One story this week really brought home to me WHY I spend much of my spare time (weekends, late nights and the rest!) producing and editing NantwichNews.
The story of a local man missing in Spain after going out to watch Stoke City play in Europe. By its nature, a story that has potential to shift, change and move at any minute. Speed, accuracy and clarity are needed to deliver it.
But, also, it illustrates why hyperlocal sites like Nantwichnews are best placed as a platform to deliver this and reach a wide audience without deadline, printing and distribution constraints.
It started with a tweet I spotted from a friend. I was in the middle of replying to find out more when a reader contacted me on Facebook with the same story, which came through instantly on my Blackberry. A link from her to the man’s wife, who I made friends with on Facebook and I was interviewing her within seconds. She told me the full story.
While I was interviewing her, I emailed my police contact who returned with a comment to firm up the story within five minutes. The full 300-word story was ‘Live’ in about 20 minutes from the first tip-off – with pictures from the wife’s Facebook page. Seconds later, I sent the story out on Twitter via Hootsuite. It was re-tweeted 40 times that day.

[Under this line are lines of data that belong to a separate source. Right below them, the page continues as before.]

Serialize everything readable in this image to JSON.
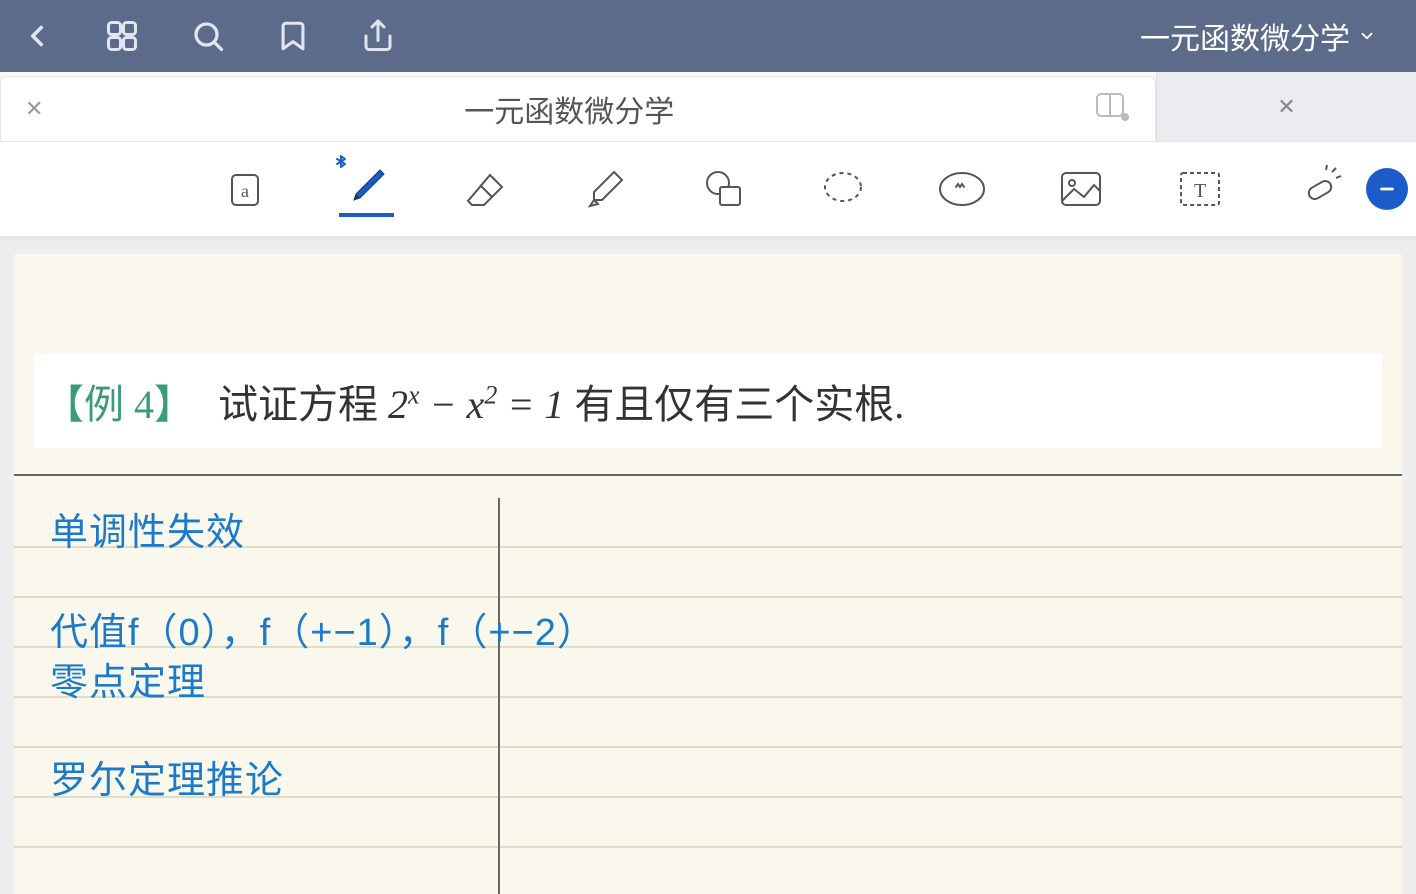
{
  "header": {
    "dropdown_title": "一元函数微分学"
  },
  "tab": {
    "title": "一元函数微分学"
  },
  "problem": {
    "tag": "【例 4】",
    "text_before": "试证方程 ",
    "equation_html": "2<sup>x</sup> − x<sup>2</sup> = 1",
    "text_after": " 有且仅有三个实根."
  },
  "notes": {
    "line1": "单调性失效",
    "line2": "代值f（0），f（+−1），f（+−2）",
    "line3": "零点定理",
    "line4": "罗尔定理推论"
  }
}
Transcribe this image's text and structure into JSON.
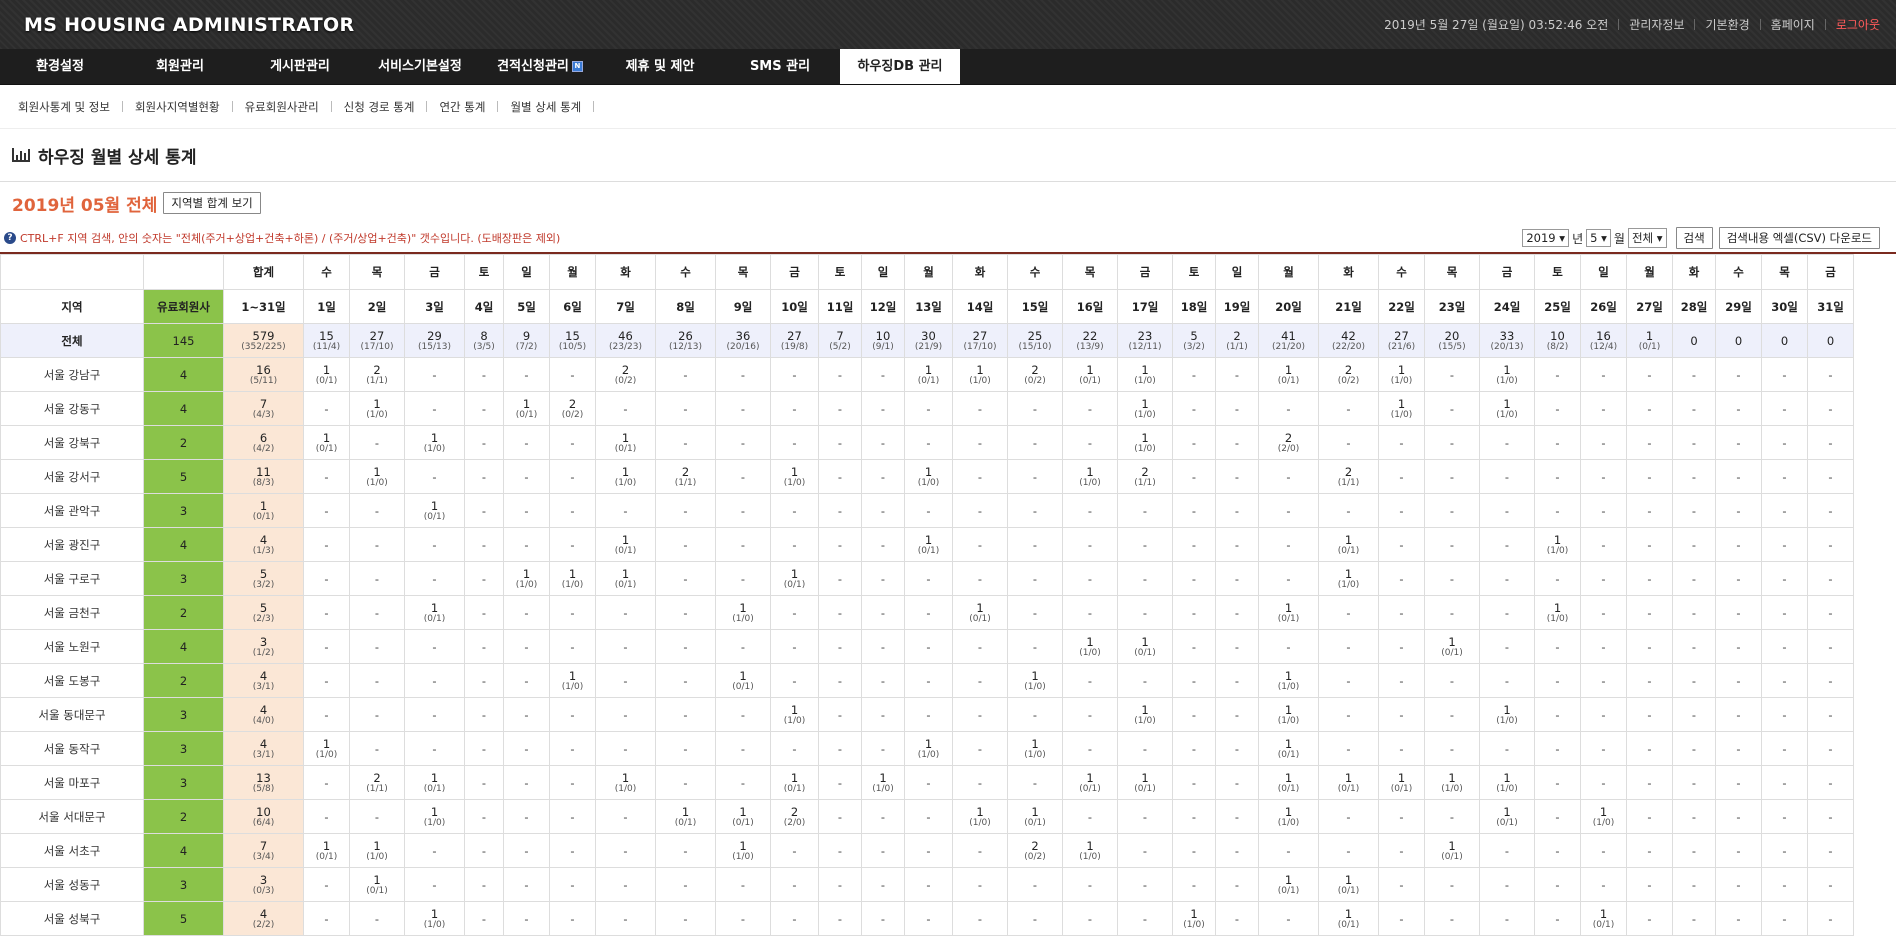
{
  "header": {
    "title": "MS HOUSING ADMINISTRATOR",
    "datetime": "2019년 5월 27일 (월요일) 03:52:46 오전",
    "links": [
      "관리자정보",
      "기본환경",
      "홈페이지",
      "로그아웃"
    ]
  },
  "nav": [
    "환경설정",
    "회원관리",
    "게시판관리",
    "서비스기본설정",
    "견적신청관리",
    "제휴 및 제안",
    "SMS 관리",
    "하우징DB 관리"
  ],
  "nav_badge": "N",
  "subnav": [
    "회원사통계 및 정보",
    "회원사지역별현황",
    "유료회원사관리",
    "신청 경로 통계",
    "연간 통계",
    "월별 상세 통계"
  ],
  "page_title": "하우징 월별 상세 통계",
  "period": {
    "title": "2019년 05월 전체",
    "region_sum_button": "지역별 합계 보기"
  },
  "note": "CTRL+F 지역 검색, 안의 숫자는 \"전체(주거+상업+건축+하론) / (주거/상업+건축)\" 갯수입니다. (도배장판은 제외)",
  "controls": {
    "year": "2019",
    "year_suffix": "년",
    "month": "5",
    "month_suffix": "월",
    "type": "전체",
    "search_button": "검색",
    "csv_button": "검색내용 엑셀(CSV) 다운로드"
  },
  "table": {
    "head_sum_dow": "합계",
    "head_region": "지역",
    "head_members": "유료회원사",
    "head_sum_range": "1~31일",
    "dow": [
      "수",
      "목",
      "금",
      "토",
      "일",
      "월",
      "화",
      "수",
      "목",
      "금",
      "토",
      "일",
      "월",
      "화",
      "수",
      "목",
      "금",
      "토",
      "일",
      "월",
      "화",
      "수",
      "목",
      "금",
      "토",
      "일",
      "월",
      "화",
      "수",
      "목",
      "금"
    ],
    "days": [
      "1일",
      "2일",
      "3일",
      "4일",
      "5일",
      "6일",
      "7일",
      "8일",
      "9일",
      "10일",
      "11일",
      "12일",
      "13일",
      "14일",
      "15일",
      "16일",
      "17일",
      "18일",
      "19일",
      "20일",
      "21일",
      "22일",
      "23일",
      "24일",
      "25일",
      "26일",
      "27일",
      "28일",
      "29일",
      "30일",
      "31일"
    ],
    "total": {
      "region": "전체",
      "members": "145",
      "sum_v": "579",
      "sum_s": "(352/225)",
      "cells": [
        [
          "15",
          "(11/4)"
        ],
        [
          "27",
          "(17/10)"
        ],
        [
          "29",
          "(15/13)"
        ],
        [
          "8",
          "(3/5)"
        ],
        [
          "9",
          "(7/2)"
        ],
        [
          "15",
          "(10/5)"
        ],
        [
          "46",
          "(23/23)"
        ],
        [
          "26",
          "(12/13)"
        ],
        [
          "36",
          "(20/16)"
        ],
        [
          "27",
          "(19/8)"
        ],
        [
          "7",
          "(5/2)"
        ],
        [
          "10",
          "(9/1)"
        ],
        [
          "30",
          "(21/9)"
        ],
        [
          "27",
          "(17/10)"
        ],
        [
          "25",
          "(15/10)"
        ],
        [
          "22",
          "(13/9)"
        ],
        [
          "23",
          "(12/11)"
        ],
        [
          "5",
          "(3/2)"
        ],
        [
          "2",
          "(1/1)"
        ],
        [
          "41",
          "(21/20)"
        ],
        [
          "42",
          "(22/20)"
        ],
        [
          "27",
          "(21/6)"
        ],
        [
          "20",
          "(15/5)"
        ],
        [
          "33",
          "(20/13)"
        ],
        [
          "10",
          "(8/2)"
        ],
        [
          "16",
          "(12/4)"
        ],
        [
          "1",
          "(0/1)"
        ],
        [
          "0",
          ""
        ],
        [
          "0",
          ""
        ],
        [
          "0",
          ""
        ],
        [
          "0",
          ""
        ]
      ]
    },
    "rows": [
      {
        "region": "서울 강남구",
        "members": "4",
        "sum_v": "16",
        "sum_s": "(5/11)",
        "cells": {
          "0": [
            "1",
            "(0/1)"
          ],
          "1": [
            "2",
            "(1/1)"
          ],
          "6": [
            "2",
            "(0/2)"
          ],
          "12": [
            "1",
            "(0/1)"
          ],
          "13": [
            "1",
            "(1/0)"
          ],
          "14": [
            "2",
            "(0/2)"
          ],
          "15": [
            "1",
            "(0/1)"
          ],
          "16": [
            "1",
            "(1/0)"
          ],
          "19": [
            "1",
            "(0/1)"
          ],
          "20": [
            "2",
            "(0/2)"
          ],
          "21": [
            "1",
            "(1/0)"
          ],
          "23": [
            "1",
            "(1/0)"
          ]
        }
      },
      {
        "region": "서울 강동구",
        "members": "4",
        "sum_v": "7",
        "sum_s": "(4/3)",
        "cells": {
          "1": [
            "1",
            "(1/0)"
          ],
          "4": [
            "1",
            "(0/1)"
          ],
          "5": [
            "2",
            "(0/2)"
          ],
          "16": [
            "1",
            "(1/0)"
          ],
          "21": [
            "1",
            "(1/0)"
          ],
          "23": [
            "1",
            "(1/0)"
          ]
        }
      },
      {
        "region": "서울 강북구",
        "members": "2",
        "sum_v": "6",
        "sum_s": "(4/2)",
        "cells": {
          "0": [
            "1",
            "(0/1)"
          ],
          "2": [
            "1",
            "(1/0)"
          ],
          "6": [
            "1",
            "(0/1)"
          ],
          "16": [
            "1",
            "(1/0)"
          ],
          "19": [
            "2",
            "(2/0)"
          ]
        }
      },
      {
        "region": "서울 강서구",
        "members": "5",
        "sum_v": "11",
        "sum_s": "(8/3)",
        "cells": {
          "1": [
            "1",
            "(1/0)"
          ],
          "6": [
            "1",
            "(1/0)"
          ],
          "7": [
            "2",
            "(1/1)"
          ],
          "9": [
            "1",
            "(1/0)"
          ],
          "12": [
            "1",
            "(1/0)"
          ],
          "15": [
            "1",
            "(1/0)"
          ],
          "16": [
            "2",
            "(1/1)"
          ],
          "20": [
            "2",
            "(1/1)"
          ]
        }
      },
      {
        "region": "서울 관악구",
        "members": "3",
        "sum_v": "1",
        "sum_s": "(0/1)",
        "cells": {
          "2": [
            "1",
            "(0/1)"
          ]
        }
      },
      {
        "region": "서울 광진구",
        "members": "4",
        "sum_v": "4",
        "sum_s": "(1/3)",
        "cells": {
          "6": [
            "1",
            "(0/1)"
          ],
          "12": [
            "1",
            "(0/1)"
          ],
          "20": [
            "1",
            "(0/1)"
          ],
          "24": [
            "1",
            "(1/0)"
          ]
        }
      },
      {
        "region": "서울 구로구",
        "members": "3",
        "sum_v": "5",
        "sum_s": "(3/2)",
        "cells": {
          "4": [
            "1",
            "(1/0)"
          ],
          "5": [
            "1",
            "(1/0)"
          ],
          "6": [
            "1",
            "(0/1)"
          ],
          "9": [
            "1",
            "(0/1)"
          ],
          "20": [
            "1",
            "(1/0)"
          ]
        }
      },
      {
        "region": "서울 금천구",
        "members": "2",
        "sum_v": "5",
        "sum_s": "(2/3)",
        "cells": {
          "2": [
            "1",
            "(0/1)"
          ],
          "8": [
            "1",
            "(1/0)"
          ],
          "13": [
            "1",
            "(0/1)"
          ],
          "19": [
            "1",
            "(0/1)"
          ],
          "24": [
            "1",
            "(1/0)"
          ]
        }
      },
      {
        "region": "서울 노원구",
        "members": "4",
        "sum_v": "3",
        "sum_s": "(1/2)",
        "cells": {
          "15": [
            "1",
            "(1/0)"
          ],
          "16": [
            "1",
            "(0/1)"
          ],
          "22": [
            "1",
            "(0/1)"
          ]
        }
      },
      {
        "region": "서울 도봉구",
        "members": "2",
        "sum_v": "4",
        "sum_s": "(3/1)",
        "cells": {
          "5": [
            "1",
            "(1/0)"
          ],
          "8": [
            "1",
            "(0/1)"
          ],
          "14": [
            "1",
            "(1/0)"
          ],
          "19": [
            "1",
            "(1/0)"
          ]
        }
      },
      {
        "region": "서울 동대문구",
        "members": "3",
        "sum_v": "4",
        "sum_s": "(4/0)",
        "cells": {
          "9": [
            "1",
            "(1/0)"
          ],
          "16": [
            "1",
            "(1/0)"
          ],
          "19": [
            "1",
            "(1/0)"
          ],
          "23": [
            "1",
            "(1/0)"
          ]
        }
      },
      {
        "region": "서울 동작구",
        "members": "3",
        "sum_v": "4",
        "sum_s": "(3/1)",
        "cells": {
          "0": [
            "1",
            "(1/0)"
          ],
          "12": [
            "1",
            "(1/0)"
          ],
          "14": [
            "1",
            "(1/0)"
          ],
          "19": [
            "1",
            "(0/1)"
          ]
        }
      },
      {
        "region": "서울 마포구",
        "members": "3",
        "sum_v": "13",
        "sum_s": "(5/8)",
        "cells": {
          "1": [
            "2",
            "(1/1)"
          ],
          "2": [
            "1",
            "(0/1)"
          ],
          "6": [
            "1",
            "(1/0)"
          ],
          "9": [
            "1",
            "(0/1)"
          ],
          "11": [
            "1",
            "(1/0)"
          ],
          "15": [
            "1",
            "(0/1)"
          ],
          "16": [
            "1",
            "(0/1)"
          ],
          "19": [
            "1",
            "(0/1)"
          ],
          "20": [
            "1",
            "(0/1)"
          ],
          "21": [
            "1",
            "(0/1)"
          ],
          "22": [
            "1",
            "(1/0)"
          ],
          "23": [
            "1",
            "(1/0)"
          ]
        }
      },
      {
        "region": "서울 서대문구",
        "members": "2",
        "sum_v": "10",
        "sum_s": "(6/4)",
        "cells": {
          "2": [
            "1",
            "(1/0)"
          ],
          "7": [
            "1",
            "(0/1)"
          ],
          "8": [
            "1",
            "(0/1)"
          ],
          "9": [
            "2",
            "(2/0)"
          ],
          "13": [
            "1",
            "(1/0)"
          ],
          "14": [
            "1",
            "(0/1)"
          ],
          "19": [
            "1",
            "(1/0)"
          ],
          "23": [
            "1",
            "(0/1)"
          ],
          "25": [
            "1",
            "(1/0)"
          ]
        }
      },
      {
        "region": "서울 서초구",
        "members": "4",
        "sum_v": "7",
        "sum_s": "(3/4)",
        "cells": {
          "0": [
            "1",
            "(0/1)"
          ],
          "1": [
            "1",
            "(1/0)"
          ],
          "8": [
            "1",
            "(1/0)"
          ],
          "14": [
            "2",
            "(0/2)"
          ],
          "15": [
            "1",
            "(1/0)"
          ],
          "22": [
            "1",
            "(0/1)"
          ]
        }
      },
      {
        "region": "서울 성동구",
        "members": "3",
        "sum_v": "3",
        "sum_s": "(0/3)",
        "cells": {
          "1": [
            "1",
            "(0/1)"
          ],
          "19": [
            "1",
            "(0/1)"
          ],
          "20": [
            "1",
            "(0/1)"
          ]
        }
      },
      {
        "region": "서울 성북구",
        "members": "5",
        "sum_v": "4",
        "sum_s": "(2/2)",
        "cells": {
          "2": [
            "1",
            "(1/0)"
          ],
          "17": [
            "1",
            "(1/0)"
          ],
          "20": [
            "1",
            "(0/1)"
          ],
          "25": [
            "1",
            "(0/1)"
          ]
        }
      }
    ]
  }
}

I updated the story twice more that day – with a new picture and new information. By the end of that day, the story had racked up 6,000 views… BBC Stoke contacted me for details, the local papers were way behind desperately pulling together the scraps.
The story was accurate, clear and, more importantly, gained the trust of the family. Because when she received a call from police the following day to say he had been found in a hotel, she messaged me on Facebook first. After dashing out of a meeting, I updated the story within minutes.
His family and friends have actually messaged to thank me for the coverage and for helping to get the appeal out so quickly to a massive audience.
One local newspaper printed an inaccurate story the next day which led to complaints.
It’s one of hundreds of examples up and down the country in which mainstream, larger outlets are way behind the story. It’s the old ‘turning an oil tanker around’ analogy.
And it’s one of the many reasons why readers/audiences are leaving newspapers in their droves and turning to local sites they can trust.